They claimed that there has been not a single consultation for the project with the fishing families/villages about any of this, leave alone complying with the Principle of Free, Prior and Informed Consent.
Salam Joy, the secretary of Pumlen Pat Ngamee Sinmee Lup, a union of community practicing both farming and fishing in the area for their survival, asserted that the wetland is their ancestral territory, and the entire community is resolved to resist the takeover of these biodiversity rich commons by corporations backed by the government.
Babloo Loitongbam, Director of Human Rights Alert, said the government policy and programs are antithetical to conservation and livelihood of the people of the Loktak and the other wetlands. He said that the right to life and livelihood are enshrined in the Constitution of India and the Government of Manipur cannot bypass any of the laws that seek to protect them. He also said that human rights groups in Manipur and also those across the world must help in the defense of the people of the wetlands and their livelihoods.
Ram Wangkheirakpam, Convener of Ngamee Lup said that the proposal of the Manipur government to develop Loktak as a major eco-tourism centre is hegemonic, undemocratically evolved, against human rights of indigenous peoples of the region, violates multiple statutory requirements, and is socio-ecologically disastrous. It is natural and historical rights of local indigenous communities to continue to live in the Loktak region without being disturbed by destructive projects and draconian laws and State action, he added.
Loktak Lake a biodiversity rich common
About 45 kilometres from Imphal, the capital of the far north eastern Indian state of Manipur, lies this ecological marvel.
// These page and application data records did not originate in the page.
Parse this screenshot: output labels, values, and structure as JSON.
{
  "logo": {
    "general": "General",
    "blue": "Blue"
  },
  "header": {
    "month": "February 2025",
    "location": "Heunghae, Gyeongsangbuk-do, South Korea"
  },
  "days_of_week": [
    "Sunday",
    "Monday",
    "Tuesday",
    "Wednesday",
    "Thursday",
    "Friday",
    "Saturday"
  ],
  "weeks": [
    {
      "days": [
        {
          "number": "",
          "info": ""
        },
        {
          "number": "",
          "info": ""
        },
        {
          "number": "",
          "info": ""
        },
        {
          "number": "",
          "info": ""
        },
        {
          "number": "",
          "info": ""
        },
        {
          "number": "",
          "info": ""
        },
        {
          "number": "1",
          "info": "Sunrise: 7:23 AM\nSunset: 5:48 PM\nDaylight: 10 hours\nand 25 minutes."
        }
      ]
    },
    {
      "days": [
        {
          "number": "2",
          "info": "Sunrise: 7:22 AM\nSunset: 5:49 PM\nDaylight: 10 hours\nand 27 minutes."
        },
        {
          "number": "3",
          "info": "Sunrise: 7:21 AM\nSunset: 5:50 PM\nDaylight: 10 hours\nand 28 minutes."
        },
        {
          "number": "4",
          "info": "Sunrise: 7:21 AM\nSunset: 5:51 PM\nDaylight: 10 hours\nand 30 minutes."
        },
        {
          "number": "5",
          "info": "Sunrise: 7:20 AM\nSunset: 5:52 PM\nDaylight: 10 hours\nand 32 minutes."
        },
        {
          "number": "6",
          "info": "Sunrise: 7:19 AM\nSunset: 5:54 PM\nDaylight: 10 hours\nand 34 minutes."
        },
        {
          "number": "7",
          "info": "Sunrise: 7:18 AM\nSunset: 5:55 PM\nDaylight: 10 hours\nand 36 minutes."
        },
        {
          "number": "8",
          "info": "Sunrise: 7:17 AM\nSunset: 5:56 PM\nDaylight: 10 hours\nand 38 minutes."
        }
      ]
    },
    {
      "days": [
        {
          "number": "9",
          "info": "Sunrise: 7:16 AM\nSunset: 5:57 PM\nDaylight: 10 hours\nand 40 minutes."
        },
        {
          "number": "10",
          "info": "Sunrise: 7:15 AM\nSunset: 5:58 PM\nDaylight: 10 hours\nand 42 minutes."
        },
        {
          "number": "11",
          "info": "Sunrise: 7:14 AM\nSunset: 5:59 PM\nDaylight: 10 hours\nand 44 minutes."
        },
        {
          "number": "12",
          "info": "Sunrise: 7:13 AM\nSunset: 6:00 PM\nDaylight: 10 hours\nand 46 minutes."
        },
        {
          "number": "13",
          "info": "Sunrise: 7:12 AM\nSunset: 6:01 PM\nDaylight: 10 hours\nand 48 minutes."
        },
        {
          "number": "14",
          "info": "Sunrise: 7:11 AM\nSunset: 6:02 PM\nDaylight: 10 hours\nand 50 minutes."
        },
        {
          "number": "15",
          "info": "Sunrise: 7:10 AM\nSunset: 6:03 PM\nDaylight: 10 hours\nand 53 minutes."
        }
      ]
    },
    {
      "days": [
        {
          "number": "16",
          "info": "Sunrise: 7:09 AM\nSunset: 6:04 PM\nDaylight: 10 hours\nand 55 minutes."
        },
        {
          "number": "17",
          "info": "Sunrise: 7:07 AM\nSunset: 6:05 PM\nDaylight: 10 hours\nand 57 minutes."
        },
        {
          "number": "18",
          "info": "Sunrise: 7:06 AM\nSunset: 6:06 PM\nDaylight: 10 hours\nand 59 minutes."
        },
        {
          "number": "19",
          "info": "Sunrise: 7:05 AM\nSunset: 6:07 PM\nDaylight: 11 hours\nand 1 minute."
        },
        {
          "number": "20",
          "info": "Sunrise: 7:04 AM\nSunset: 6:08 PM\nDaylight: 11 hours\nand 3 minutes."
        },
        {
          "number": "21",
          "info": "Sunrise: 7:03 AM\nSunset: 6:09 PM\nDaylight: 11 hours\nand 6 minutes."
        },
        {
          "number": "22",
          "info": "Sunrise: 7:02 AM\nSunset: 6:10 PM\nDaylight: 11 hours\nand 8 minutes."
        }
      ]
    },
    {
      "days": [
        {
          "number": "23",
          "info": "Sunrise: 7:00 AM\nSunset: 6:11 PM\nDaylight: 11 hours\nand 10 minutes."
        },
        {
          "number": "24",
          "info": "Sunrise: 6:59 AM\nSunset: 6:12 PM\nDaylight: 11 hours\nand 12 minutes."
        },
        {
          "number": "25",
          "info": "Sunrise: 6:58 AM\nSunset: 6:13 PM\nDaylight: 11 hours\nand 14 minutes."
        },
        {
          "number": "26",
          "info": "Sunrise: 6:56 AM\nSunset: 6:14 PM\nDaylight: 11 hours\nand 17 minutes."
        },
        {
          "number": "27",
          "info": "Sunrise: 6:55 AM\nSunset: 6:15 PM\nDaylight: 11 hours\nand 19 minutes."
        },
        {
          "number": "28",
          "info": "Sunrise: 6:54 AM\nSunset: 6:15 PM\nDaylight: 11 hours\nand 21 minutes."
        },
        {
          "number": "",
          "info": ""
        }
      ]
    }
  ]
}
It is one of the most productive ecosystems that support the livelihood of locals as well as diverse and unique habitats. The critically endangered brow-antlered deer (Sangai) is endemic to this region. Besides, the massive wetland is a critical habitat to migratory waterfowl from Europe and Central Asia who come here via the Central Asian Flyway and the Eurasian-Australian Flyway during mid-winter.
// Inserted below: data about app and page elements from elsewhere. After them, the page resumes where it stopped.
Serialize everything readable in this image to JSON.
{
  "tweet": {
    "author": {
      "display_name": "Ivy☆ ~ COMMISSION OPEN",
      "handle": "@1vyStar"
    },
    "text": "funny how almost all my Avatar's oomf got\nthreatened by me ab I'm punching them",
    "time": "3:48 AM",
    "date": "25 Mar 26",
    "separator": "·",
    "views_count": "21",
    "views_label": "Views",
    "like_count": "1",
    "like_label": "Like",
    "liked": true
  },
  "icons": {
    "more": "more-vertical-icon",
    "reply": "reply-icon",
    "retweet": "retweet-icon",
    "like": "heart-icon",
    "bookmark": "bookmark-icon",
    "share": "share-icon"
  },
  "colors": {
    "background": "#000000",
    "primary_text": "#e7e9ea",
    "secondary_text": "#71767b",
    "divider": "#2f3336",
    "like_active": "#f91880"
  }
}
Loktak lives up to its name, which in Meitei translates to “where streams end” — close to 30 rivers and streams feed into the lake, creating a 287 square kilometre water body, which is roughly the size of 53,000 football fields. Besides being a sight to behold, the lake absorbs floodwater during the monsoon and supports the livelihoods of over three lakh people in Manipur throughout the year.
Loktak, Pumlen, Ikop, Kharung, Khoidum Lamjao, Waithou, Ngakrapat, Biraharipat, Ungamelpat are distinct yet interrelated wetlands formed by meandering flows of the Manipur river system and spread over 500 sq kms, a region popularly referred to as the Loktak Wetland Complex (LWC) south of Imphal. These wetlands are nourished by abundant water and nutrient flows captured by the surrounding blue mountains, thus creating this astonishing and awe-inspiring wetland complex.
Meitei fishing communities have worked here over centuries to evolve a lifestyle that helps harvest fish and wetland-based crops and vegetables, which forms the backbone of food security of the wider Manipur area. In addition, their carbon neutral living, involving dugout canoes and phumshangs – huts of bamboo and thatch built on floating biomass – phumdi, constitute a distinctive feature of Manipur’s living heritage, and of the world as well.
There is no other place in the world where fisherfolk live in floating villages as in the Loktak region. UN Habitat has recognised this way of living as a model of sustainability for the world and Loktak Lake is a Ramsar site. The Meitei communities have protected this wetland over centuries as a biodiversity rich area. Hundreds of thousands of families live in this highly productive wetland complex respectful of nature’s ways and the limits she imposes.